The answer should consist of each line below that contains the word "when".

--- --- ---

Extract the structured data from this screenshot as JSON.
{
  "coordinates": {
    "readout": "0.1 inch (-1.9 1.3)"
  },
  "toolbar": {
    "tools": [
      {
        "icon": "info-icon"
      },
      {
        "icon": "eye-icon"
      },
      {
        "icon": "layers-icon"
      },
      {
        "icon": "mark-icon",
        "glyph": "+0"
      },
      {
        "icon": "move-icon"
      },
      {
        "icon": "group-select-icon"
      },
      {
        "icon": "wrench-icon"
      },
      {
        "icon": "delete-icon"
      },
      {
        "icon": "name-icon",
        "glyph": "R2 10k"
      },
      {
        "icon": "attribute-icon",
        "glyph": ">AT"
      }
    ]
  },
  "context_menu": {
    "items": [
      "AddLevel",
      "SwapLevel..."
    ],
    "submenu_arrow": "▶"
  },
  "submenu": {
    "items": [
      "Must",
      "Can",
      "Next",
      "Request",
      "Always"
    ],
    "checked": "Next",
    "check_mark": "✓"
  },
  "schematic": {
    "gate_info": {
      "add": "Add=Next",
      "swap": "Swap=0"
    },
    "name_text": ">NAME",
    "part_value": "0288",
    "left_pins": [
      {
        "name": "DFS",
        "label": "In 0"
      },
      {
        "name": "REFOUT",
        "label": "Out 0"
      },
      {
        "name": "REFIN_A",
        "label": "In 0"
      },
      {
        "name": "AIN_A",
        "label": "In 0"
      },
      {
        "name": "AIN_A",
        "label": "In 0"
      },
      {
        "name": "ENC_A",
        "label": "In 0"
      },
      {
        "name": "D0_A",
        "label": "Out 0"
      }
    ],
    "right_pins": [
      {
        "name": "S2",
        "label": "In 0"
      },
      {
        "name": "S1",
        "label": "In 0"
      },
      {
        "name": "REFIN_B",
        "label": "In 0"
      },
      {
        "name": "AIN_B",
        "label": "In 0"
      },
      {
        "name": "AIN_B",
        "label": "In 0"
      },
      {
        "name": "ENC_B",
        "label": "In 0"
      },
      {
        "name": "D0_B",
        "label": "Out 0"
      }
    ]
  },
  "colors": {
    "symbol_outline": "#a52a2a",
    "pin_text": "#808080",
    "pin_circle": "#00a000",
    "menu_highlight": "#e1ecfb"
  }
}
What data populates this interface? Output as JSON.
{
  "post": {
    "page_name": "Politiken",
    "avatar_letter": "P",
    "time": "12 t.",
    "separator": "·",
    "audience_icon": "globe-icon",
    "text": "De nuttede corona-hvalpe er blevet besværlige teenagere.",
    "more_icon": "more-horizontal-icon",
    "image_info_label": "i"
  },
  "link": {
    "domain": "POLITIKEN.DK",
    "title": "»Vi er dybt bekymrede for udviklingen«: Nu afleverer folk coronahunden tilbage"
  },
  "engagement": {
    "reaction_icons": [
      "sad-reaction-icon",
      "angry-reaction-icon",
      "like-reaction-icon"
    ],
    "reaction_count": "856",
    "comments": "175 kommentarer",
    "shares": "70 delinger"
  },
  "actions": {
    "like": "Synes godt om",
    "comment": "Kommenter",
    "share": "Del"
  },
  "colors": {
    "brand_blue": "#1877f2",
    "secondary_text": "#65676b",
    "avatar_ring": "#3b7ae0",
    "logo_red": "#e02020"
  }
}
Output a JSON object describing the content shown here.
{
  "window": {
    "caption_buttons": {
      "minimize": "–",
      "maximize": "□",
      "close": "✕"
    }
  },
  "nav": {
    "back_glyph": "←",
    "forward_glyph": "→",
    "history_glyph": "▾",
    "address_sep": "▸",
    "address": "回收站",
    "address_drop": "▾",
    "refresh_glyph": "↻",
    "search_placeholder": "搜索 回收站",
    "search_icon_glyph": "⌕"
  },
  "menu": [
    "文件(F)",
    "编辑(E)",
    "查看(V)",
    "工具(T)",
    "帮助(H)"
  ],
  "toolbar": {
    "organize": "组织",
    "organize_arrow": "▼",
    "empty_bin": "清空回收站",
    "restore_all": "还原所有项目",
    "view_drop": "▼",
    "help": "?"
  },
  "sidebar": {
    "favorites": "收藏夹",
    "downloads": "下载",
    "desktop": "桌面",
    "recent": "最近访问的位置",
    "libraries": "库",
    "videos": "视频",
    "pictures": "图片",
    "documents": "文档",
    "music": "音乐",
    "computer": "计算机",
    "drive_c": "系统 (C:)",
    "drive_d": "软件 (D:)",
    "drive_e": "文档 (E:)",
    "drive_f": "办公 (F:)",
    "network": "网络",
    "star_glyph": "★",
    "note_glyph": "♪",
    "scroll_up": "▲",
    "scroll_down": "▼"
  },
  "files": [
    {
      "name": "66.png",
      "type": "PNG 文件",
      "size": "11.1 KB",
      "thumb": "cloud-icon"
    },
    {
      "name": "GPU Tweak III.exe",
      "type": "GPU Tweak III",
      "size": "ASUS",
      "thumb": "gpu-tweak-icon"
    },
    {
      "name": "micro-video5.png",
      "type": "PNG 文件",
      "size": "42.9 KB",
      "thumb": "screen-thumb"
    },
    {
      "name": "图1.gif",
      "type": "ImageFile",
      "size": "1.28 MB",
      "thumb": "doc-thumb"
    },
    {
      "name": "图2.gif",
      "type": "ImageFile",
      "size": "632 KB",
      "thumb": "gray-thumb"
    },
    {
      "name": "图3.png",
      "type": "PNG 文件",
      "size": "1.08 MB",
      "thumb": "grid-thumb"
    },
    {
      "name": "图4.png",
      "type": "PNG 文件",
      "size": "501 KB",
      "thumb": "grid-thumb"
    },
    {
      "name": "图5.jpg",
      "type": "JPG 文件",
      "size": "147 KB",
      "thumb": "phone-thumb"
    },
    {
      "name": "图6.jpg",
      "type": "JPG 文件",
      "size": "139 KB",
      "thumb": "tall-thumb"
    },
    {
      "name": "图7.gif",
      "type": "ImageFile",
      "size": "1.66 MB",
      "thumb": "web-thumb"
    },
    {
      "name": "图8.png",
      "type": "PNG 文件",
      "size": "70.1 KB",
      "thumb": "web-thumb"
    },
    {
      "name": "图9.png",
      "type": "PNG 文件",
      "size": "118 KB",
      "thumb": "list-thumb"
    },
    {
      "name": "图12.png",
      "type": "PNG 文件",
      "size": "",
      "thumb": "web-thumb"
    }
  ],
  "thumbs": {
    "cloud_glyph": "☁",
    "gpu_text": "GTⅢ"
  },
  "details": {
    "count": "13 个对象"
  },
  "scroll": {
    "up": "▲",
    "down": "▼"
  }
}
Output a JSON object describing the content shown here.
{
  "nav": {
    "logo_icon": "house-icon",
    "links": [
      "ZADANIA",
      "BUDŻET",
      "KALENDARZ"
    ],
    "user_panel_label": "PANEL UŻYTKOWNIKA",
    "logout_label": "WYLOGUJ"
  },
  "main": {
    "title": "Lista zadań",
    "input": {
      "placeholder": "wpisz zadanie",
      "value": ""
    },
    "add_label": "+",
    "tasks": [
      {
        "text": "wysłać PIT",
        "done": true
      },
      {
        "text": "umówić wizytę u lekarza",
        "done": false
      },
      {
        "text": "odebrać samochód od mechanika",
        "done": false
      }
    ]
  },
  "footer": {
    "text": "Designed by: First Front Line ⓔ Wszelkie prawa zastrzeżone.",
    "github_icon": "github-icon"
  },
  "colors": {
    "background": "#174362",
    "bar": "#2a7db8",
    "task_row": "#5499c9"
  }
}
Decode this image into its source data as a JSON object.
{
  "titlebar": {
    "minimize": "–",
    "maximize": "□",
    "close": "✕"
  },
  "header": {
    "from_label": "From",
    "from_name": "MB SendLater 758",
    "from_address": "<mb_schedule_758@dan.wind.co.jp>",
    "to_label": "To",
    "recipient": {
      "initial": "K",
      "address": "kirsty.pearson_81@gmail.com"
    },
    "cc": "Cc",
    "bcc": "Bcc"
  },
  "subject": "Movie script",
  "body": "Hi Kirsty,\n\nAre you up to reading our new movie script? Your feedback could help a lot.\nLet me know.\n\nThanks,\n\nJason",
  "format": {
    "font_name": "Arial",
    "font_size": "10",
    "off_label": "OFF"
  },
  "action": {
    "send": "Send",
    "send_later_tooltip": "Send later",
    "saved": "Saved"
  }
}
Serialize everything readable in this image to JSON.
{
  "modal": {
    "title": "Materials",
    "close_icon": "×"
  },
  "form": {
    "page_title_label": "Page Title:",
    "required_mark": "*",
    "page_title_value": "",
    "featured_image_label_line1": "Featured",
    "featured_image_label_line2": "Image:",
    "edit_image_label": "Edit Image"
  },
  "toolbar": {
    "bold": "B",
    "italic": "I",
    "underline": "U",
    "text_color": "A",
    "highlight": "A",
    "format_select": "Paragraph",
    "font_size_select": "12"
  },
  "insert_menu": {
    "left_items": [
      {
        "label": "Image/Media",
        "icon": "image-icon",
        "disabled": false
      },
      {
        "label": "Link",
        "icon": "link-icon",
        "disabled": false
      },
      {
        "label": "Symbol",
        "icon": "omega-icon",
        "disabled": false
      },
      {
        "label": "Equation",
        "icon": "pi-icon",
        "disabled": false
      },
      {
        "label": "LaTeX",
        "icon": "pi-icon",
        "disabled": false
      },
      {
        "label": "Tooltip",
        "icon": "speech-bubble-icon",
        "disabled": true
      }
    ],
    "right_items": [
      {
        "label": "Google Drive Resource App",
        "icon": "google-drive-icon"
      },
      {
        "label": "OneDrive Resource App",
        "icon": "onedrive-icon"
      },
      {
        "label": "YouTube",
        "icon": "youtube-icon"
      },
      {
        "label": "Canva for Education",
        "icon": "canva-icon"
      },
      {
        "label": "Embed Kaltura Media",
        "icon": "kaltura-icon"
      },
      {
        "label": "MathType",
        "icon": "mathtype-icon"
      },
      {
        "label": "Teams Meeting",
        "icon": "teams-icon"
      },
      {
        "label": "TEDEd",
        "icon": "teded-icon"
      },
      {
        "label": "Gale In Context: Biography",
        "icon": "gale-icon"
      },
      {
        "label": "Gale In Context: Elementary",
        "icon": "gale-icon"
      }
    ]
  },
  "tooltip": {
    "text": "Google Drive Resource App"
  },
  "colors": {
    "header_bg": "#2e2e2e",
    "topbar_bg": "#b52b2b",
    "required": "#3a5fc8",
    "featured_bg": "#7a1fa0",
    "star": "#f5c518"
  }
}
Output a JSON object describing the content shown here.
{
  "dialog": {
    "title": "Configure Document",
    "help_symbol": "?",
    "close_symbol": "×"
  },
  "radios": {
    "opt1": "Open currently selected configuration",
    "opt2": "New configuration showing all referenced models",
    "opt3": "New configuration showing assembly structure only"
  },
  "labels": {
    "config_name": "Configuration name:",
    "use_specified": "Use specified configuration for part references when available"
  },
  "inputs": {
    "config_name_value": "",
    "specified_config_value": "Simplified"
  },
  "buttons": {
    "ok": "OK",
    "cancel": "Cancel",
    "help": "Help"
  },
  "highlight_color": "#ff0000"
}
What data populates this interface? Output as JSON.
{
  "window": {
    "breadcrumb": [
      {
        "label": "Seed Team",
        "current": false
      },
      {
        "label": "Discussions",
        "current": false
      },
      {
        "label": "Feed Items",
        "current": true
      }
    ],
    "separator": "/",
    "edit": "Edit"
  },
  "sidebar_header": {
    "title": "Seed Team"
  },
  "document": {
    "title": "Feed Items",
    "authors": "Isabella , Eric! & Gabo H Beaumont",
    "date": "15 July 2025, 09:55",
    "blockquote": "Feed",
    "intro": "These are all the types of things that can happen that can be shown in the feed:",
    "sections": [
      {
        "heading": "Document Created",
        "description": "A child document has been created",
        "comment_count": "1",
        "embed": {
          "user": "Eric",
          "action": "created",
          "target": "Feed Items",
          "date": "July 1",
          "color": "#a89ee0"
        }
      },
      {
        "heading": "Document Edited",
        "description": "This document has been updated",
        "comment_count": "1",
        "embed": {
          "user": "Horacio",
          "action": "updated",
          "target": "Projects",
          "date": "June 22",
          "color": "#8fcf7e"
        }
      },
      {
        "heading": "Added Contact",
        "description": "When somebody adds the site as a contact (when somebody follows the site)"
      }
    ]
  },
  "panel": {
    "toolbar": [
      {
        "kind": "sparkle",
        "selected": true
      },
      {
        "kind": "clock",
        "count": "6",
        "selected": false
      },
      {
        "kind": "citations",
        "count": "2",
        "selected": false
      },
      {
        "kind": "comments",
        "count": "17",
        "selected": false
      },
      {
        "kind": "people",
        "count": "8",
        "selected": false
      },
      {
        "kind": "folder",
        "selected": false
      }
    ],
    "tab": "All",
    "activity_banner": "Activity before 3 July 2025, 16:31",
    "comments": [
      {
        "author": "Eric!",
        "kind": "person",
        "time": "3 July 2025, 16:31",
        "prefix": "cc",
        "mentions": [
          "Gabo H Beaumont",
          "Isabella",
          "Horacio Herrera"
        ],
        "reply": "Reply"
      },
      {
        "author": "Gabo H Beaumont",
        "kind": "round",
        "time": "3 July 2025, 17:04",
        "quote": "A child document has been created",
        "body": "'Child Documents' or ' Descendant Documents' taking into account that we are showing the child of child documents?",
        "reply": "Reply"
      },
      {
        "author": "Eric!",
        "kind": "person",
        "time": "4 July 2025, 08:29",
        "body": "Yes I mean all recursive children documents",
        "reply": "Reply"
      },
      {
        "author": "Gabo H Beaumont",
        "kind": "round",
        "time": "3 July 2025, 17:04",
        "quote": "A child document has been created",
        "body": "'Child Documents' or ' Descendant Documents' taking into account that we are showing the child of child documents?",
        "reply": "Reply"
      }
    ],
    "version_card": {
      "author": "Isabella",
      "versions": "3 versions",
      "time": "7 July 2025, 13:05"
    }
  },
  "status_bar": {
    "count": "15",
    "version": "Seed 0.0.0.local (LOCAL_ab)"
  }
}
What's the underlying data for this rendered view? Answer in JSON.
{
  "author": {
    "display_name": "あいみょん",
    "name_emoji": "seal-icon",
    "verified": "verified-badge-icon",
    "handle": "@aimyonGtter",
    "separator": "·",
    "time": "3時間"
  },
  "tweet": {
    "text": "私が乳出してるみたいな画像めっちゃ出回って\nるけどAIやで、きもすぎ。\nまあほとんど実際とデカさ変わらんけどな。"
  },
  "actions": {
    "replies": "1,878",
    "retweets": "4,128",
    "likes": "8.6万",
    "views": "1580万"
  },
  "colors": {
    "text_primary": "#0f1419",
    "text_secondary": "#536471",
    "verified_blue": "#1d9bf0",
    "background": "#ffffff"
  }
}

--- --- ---

_EXERCISE ANSWER:_
    "use_specified": "Use specified configuration for part references when available"
        "description": "When somebody adds the site as a contact (when somebody follows the site)"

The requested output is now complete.